You should seek the advice of your veterinarian if your pet is ill as only he or she can correctly advise on the diagnosis and recommend the treatment that is most appropriate for your pet.

Feline Panleucopenia virus is a highly infectious disease which affects domestic cats and wild cats. A very effective vaccine is available but large numbers of cats are not adequately protected - so a major outbreak could occur at any time.

The virus that causes Feline Panleucopenia (also known as Feline Infectious Enteritis) is similar to that which causes Canine Parvovirus infection. The virus causes diarrhoea and also damages the white blood cells which are responsible for immunity.

In susceptible cats the severe form of the disease causes sudden death with no signs. When signs are seen they include :

  • Initial stages :
    • Dullness and depression
    • Off food (anorexia)
    • Fever
    • Lethargy
    • Vomiting
    • Diarrhoea - not common in early stages
    • Abdominal discomfort
    • Gas in intestines - causes loud rumbling noises
  • Later stages :
    • Diarrhoea
    • Dehydration (dry mouth)
    • Death
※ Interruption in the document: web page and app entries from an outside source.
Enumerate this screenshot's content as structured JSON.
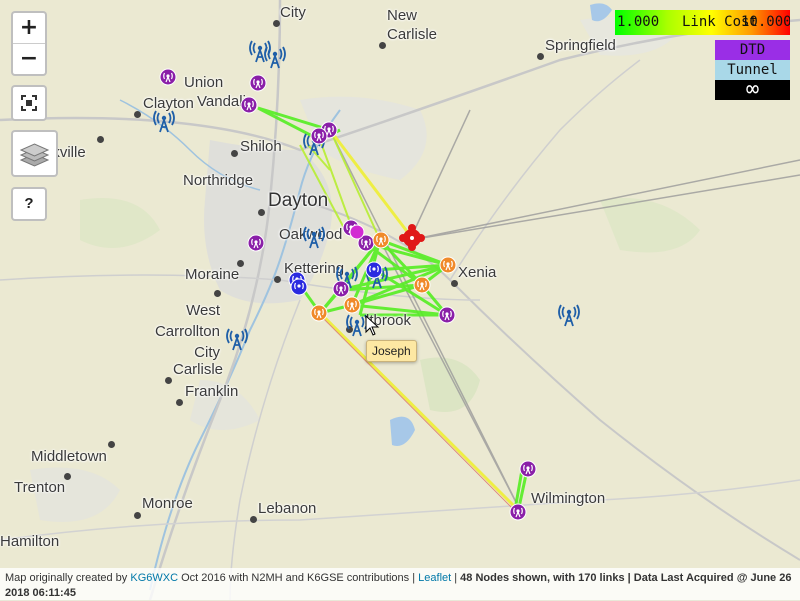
{
  "controls": {
    "zoom_in": "+",
    "zoom_out": "−",
    "help": "?"
  },
  "places": [
    {
      "key": "new_carlisle",
      "label": "New Carlisle"
    },
    {
      "key": "springfield",
      "label": "Springfield"
    },
    {
      "key": "union",
      "label": "Union"
    },
    {
      "key": "clayton",
      "label": "Clayton"
    },
    {
      "key": "vandalia",
      "label": "Vandali"
    },
    {
      "key": "brookville",
      "label": "okville"
    },
    {
      "key": "shiloh",
      "label": "Shiloh"
    },
    {
      "key": "northridge",
      "label": "Northridge"
    },
    {
      "key": "dayton",
      "label": "Dayton"
    },
    {
      "key": "oakwood",
      "label": "Oakwood"
    },
    {
      "key": "xenia",
      "label": "Xenia"
    },
    {
      "key": "kettering",
      "label": "Kettering"
    },
    {
      "key": "moraine",
      "label": "Moraine"
    },
    {
      "key": "west_carrollton",
      "label": "West Carrollton City"
    },
    {
      "key": "beavercreek",
      "label": "ltbrook"
    },
    {
      "key": "carlisle",
      "label": "Carlisle"
    },
    {
      "key": "franklin",
      "label": "Franklin"
    },
    {
      "key": "middletown",
      "label": "Middletown"
    },
    {
      "key": "trenton",
      "label": "Trenton"
    },
    {
      "key": "monroe",
      "label": "Monroe"
    },
    {
      "key": "lebanon",
      "label": "Lebanon"
    },
    {
      "key": "wilmington",
      "label": "Wilmington"
    },
    {
      "key": "hamilton",
      "label": "Hamilton"
    },
    {
      "key": "top_city",
      "label": "City"
    }
  ],
  "legend": {
    "link_cost_min": "1.000",
    "link_cost_label": "Link Cost",
    "link_cost_max": "10.000",
    "dtd": "DTD",
    "tunnel": "Tunnel",
    "infinity": "∞",
    "colors": {
      "dtd": "#9a2ee6",
      "tunnel": "#a9d8e8",
      "infinity_bg": "#000000"
    }
  },
  "tooltip": {
    "text": "Joseph"
  },
  "attribution": {
    "prefix": "Map originally created by",
    "author_link": "KG6WXC",
    "middle": "Oct 2016 with N2MH and K6GSE contributions |",
    "leaflet_link": "Leaflet",
    "separator": "|",
    "stats": "48 Nodes shown, with 170 links",
    "acquired": "| Data Last Acquired @ June 26 2018 06:11:45"
  },
  "node_colors": {
    "purple": "#8a1fa8",
    "orange": "#f08a2a",
    "blue_tower": "#1f5fa8",
    "red_node": "#e01818"
  },
  "link_colors": {
    "good": "#55ee22",
    "mid": "#ccee33",
    "yellow": "#eeee44",
    "tunnel": "#9a9a9a"
  }
}
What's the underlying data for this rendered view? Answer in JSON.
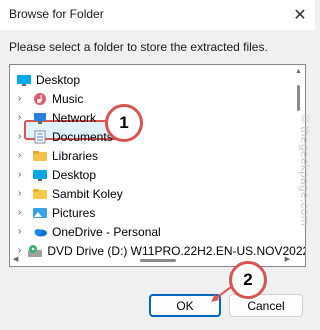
{
  "window": {
    "title": "Browse for Folder",
    "close_glyph": "✕"
  },
  "instruction": "Please select a folder to store the extracted files.",
  "tree": {
    "items": [
      {
        "label": "Desktop",
        "icon": "desktop-icon",
        "chevron": false,
        "level": 0
      },
      {
        "label": "Music",
        "icon": "music-icon",
        "chevron": true,
        "level": 1
      },
      {
        "label": "Network",
        "icon": "network-icon",
        "chevron": true,
        "level": 1
      },
      {
        "label": "Documents",
        "icon": "documents-icon",
        "chevron": true,
        "level": 1,
        "selected": true
      },
      {
        "label": "Libraries",
        "icon": "libraries-icon",
        "chevron": true,
        "level": 1
      },
      {
        "label": "Desktop",
        "icon": "desktop-icon",
        "chevron": true,
        "level": 1
      },
      {
        "label": "Sambit Koley",
        "icon": "user-folder-icon",
        "chevron": true,
        "level": 1
      },
      {
        "label": "Pictures",
        "icon": "pictures-icon",
        "chevron": true,
        "level": 1
      },
      {
        "label": "OneDrive - Personal",
        "icon": "onedrive-icon",
        "chevron": true,
        "level": 1
      },
      {
        "label": "DVD Drive (D:) W11PRO.22H2.EN-US.NOV2022",
        "icon": "dvd-drive-icon",
        "chevron": true,
        "level": 1
      }
    ]
  },
  "buttons": {
    "ok": "OK",
    "cancel": "Cancel"
  },
  "annotations": {
    "step1": "1",
    "step2": "2"
  },
  "watermark": "©thegeekpage.com",
  "colors": {
    "annotation": "#d9534f",
    "accent": "#0067c0",
    "selection": "#cce8ff"
  }
}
The mortality rate is 25-75% and highest in young cats. This virus can survive for over a year in the environment and transmission need not be by direct contact from cat to cat, it often occurs through indirect contact with bedding, cages etc. The incubation period - the time until  the disease occurs following contact with the virus is only 2-10 days.

There is no specific treatment for the virus so vaccination should be widely practiced to provide protection against an outbreak.

Provet Recommendation to Owners

Get your veterinarians advice about vaccination for your cat(s)


Updated October 2013